**ACTIVITY**
Each line of the data below that carries the word "Completed" needs to be copied.

(Stored records)
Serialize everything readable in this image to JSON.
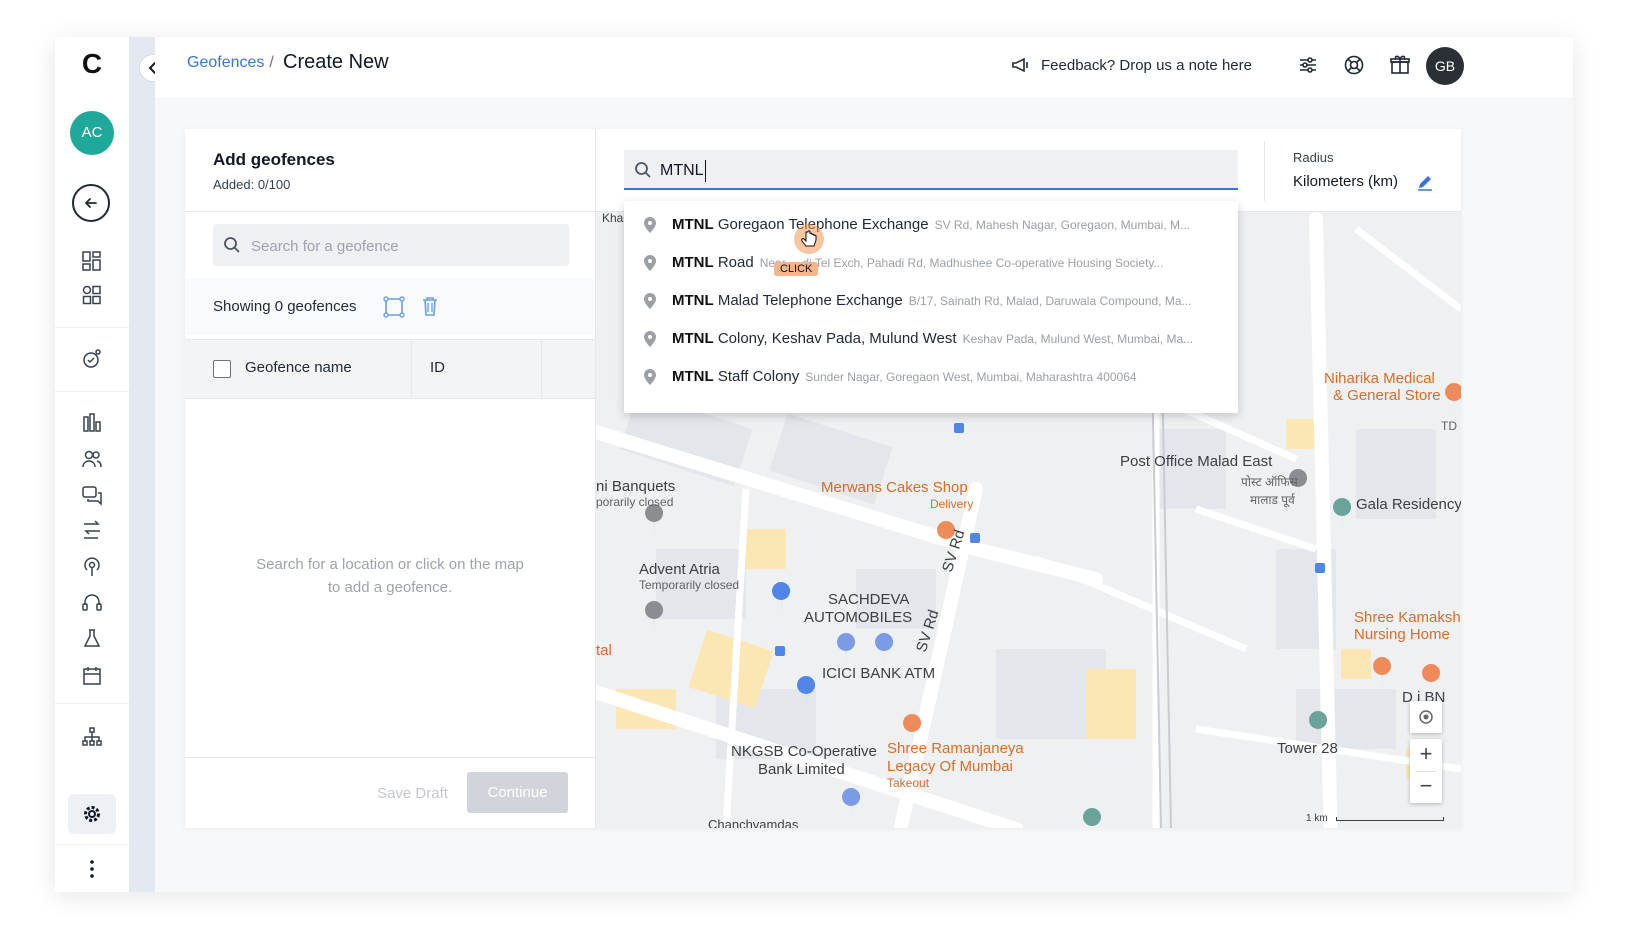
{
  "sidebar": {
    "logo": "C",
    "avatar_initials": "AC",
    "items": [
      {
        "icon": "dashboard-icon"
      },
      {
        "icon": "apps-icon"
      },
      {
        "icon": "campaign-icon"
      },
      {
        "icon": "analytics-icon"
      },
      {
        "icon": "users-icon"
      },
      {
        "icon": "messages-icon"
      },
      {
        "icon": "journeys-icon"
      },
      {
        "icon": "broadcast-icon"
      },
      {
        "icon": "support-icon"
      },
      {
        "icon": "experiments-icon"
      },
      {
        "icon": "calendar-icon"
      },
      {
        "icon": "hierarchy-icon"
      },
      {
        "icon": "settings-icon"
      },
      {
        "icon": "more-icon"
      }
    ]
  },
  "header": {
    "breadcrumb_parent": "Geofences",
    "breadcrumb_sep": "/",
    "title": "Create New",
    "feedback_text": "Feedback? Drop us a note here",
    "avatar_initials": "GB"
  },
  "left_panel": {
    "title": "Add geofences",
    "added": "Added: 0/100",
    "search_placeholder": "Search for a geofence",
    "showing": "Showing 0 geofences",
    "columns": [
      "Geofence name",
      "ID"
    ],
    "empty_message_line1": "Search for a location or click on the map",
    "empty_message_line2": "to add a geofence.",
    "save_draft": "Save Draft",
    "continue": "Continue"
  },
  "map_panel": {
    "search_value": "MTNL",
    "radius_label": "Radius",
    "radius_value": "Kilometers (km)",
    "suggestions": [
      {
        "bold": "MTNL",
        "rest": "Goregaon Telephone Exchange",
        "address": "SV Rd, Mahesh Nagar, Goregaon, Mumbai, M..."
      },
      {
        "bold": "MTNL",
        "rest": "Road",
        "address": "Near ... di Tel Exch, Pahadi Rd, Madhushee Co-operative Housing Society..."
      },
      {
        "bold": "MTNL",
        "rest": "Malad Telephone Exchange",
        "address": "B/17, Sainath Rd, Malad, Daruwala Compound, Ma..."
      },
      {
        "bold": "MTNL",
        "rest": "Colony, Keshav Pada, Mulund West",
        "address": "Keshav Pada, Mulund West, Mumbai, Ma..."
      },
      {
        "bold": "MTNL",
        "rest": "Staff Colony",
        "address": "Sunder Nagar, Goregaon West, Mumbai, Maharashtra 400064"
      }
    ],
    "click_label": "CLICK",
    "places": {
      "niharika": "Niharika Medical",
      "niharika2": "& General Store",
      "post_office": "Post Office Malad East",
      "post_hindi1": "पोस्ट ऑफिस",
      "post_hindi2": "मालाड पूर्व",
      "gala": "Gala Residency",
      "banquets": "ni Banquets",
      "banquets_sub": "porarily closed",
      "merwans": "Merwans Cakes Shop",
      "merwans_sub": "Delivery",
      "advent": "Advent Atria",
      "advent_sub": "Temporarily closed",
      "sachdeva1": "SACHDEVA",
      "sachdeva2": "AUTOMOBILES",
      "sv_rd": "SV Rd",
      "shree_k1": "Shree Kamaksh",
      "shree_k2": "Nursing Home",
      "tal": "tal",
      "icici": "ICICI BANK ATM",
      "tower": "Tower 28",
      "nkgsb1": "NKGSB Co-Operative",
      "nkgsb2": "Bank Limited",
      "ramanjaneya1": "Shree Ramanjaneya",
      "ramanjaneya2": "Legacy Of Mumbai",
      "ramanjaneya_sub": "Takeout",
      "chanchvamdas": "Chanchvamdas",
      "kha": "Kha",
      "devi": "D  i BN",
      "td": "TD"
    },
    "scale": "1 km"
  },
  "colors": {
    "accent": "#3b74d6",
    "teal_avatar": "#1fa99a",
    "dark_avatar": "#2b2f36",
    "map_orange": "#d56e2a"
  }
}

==

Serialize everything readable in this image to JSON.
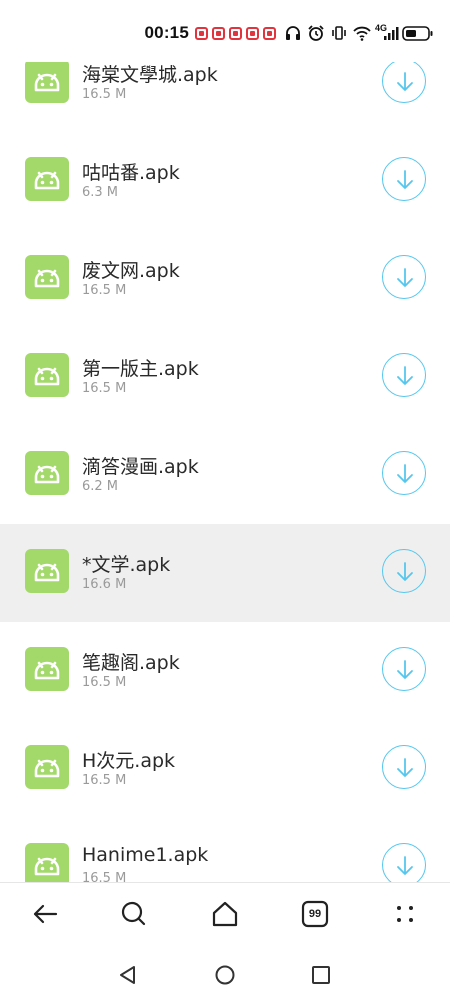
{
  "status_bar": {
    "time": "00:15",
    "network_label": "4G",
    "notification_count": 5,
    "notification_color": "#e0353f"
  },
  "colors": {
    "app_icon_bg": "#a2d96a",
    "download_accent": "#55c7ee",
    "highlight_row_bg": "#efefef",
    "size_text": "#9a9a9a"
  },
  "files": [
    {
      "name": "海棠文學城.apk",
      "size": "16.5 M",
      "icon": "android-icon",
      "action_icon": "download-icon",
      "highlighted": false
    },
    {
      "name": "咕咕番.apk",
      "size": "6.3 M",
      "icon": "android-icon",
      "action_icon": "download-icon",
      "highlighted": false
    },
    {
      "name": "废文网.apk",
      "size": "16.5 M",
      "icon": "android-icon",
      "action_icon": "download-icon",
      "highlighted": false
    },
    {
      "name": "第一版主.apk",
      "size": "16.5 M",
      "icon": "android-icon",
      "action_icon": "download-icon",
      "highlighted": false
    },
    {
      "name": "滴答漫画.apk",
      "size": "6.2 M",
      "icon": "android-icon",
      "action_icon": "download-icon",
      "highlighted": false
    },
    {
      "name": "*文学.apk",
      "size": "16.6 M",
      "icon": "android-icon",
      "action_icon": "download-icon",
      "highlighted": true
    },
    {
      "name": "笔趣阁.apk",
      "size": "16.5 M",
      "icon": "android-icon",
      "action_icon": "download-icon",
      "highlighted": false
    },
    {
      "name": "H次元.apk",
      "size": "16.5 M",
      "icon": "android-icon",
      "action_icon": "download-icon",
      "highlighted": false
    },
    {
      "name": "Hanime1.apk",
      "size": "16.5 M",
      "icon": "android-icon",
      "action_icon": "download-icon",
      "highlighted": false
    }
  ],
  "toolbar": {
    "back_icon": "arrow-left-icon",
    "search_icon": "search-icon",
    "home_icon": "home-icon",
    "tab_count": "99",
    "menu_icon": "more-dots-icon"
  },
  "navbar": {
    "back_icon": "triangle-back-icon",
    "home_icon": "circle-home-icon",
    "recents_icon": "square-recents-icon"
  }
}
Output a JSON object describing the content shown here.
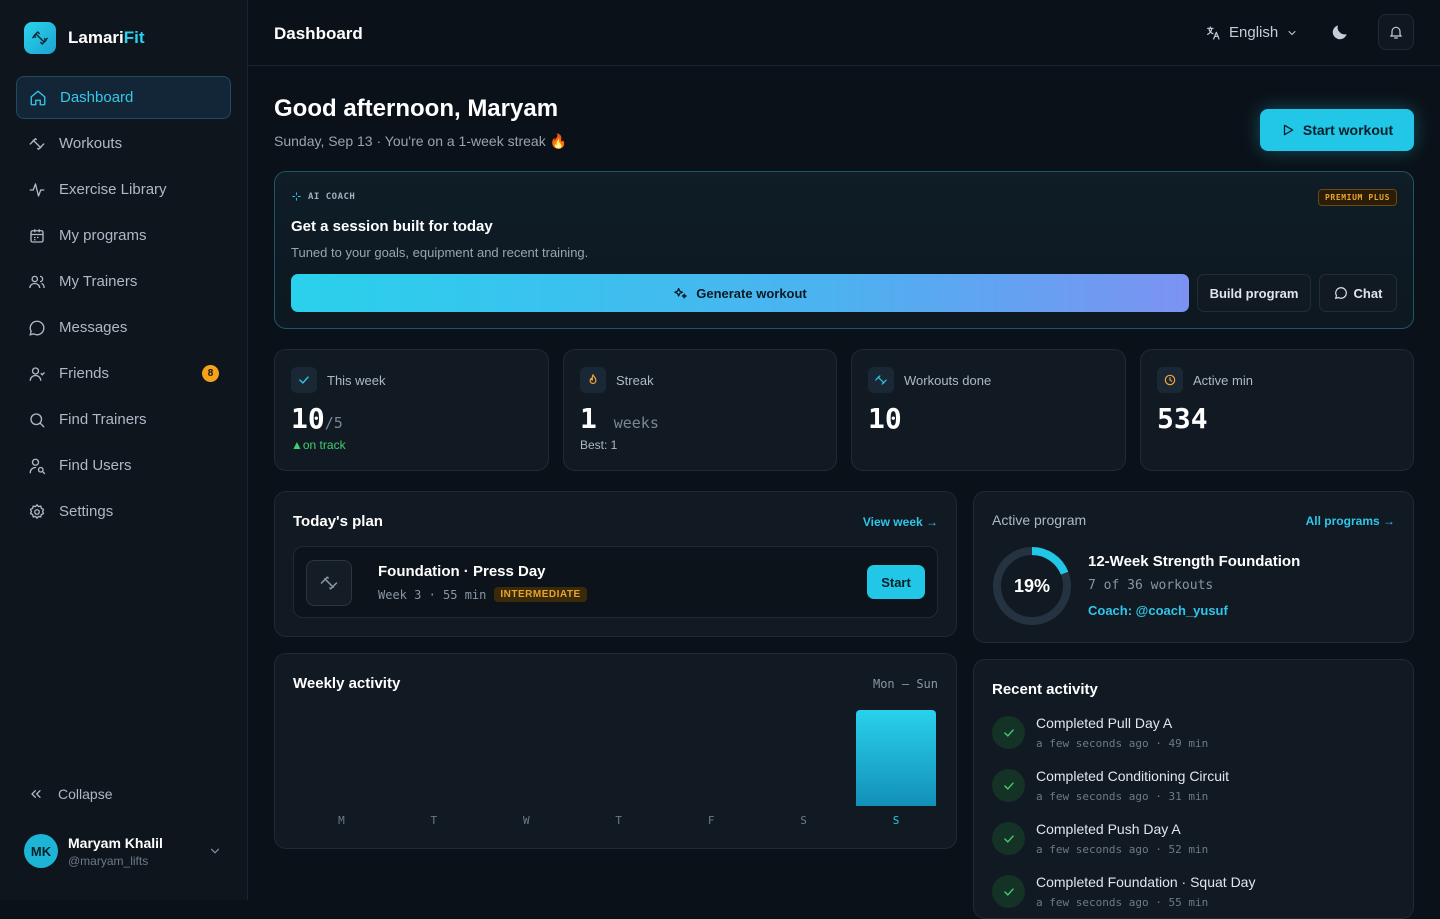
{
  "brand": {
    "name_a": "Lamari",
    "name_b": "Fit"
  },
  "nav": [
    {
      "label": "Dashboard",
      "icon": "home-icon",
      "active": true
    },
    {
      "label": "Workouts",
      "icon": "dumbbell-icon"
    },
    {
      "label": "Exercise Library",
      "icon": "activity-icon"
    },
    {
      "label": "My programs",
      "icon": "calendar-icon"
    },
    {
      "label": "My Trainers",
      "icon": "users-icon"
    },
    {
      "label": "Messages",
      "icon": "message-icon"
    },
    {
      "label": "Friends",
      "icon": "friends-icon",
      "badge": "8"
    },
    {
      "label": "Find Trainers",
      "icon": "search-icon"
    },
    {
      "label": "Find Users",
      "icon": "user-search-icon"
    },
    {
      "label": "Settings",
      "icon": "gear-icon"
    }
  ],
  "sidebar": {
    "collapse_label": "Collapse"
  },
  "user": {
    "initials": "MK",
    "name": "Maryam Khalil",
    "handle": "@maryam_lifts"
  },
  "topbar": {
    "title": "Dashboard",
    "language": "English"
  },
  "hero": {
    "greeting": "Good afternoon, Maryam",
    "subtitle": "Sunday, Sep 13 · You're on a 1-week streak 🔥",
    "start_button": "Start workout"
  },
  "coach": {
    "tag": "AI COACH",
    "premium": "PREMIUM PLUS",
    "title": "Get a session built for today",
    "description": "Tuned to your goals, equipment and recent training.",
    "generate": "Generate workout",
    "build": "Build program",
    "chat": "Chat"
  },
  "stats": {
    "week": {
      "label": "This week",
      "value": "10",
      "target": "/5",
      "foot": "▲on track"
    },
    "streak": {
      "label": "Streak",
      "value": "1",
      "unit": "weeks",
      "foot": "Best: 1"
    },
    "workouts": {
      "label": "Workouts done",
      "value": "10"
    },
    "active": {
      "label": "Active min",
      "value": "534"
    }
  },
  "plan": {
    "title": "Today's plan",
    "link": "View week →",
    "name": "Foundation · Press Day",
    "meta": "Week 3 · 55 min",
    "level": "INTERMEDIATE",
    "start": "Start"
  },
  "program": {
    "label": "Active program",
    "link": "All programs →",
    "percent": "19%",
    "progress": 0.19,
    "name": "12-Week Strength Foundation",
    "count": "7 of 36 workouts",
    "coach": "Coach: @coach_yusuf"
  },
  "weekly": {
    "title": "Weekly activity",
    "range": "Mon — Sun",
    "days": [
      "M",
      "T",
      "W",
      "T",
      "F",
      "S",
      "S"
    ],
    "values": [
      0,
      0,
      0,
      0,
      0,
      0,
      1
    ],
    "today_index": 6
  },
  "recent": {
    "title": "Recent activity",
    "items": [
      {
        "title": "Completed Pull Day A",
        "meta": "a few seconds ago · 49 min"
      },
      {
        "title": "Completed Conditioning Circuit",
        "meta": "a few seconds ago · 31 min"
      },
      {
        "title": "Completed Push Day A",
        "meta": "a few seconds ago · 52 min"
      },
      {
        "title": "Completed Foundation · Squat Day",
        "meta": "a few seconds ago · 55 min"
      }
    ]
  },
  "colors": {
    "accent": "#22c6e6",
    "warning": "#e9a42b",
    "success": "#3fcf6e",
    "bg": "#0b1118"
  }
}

**SOLUTION**
        "title": "Completed Pull Day A",
        "title": "Completed Conditioning Circuit",
        "title": "Completed Push Day A",
        "title": "Completed Foundation · Squat Day",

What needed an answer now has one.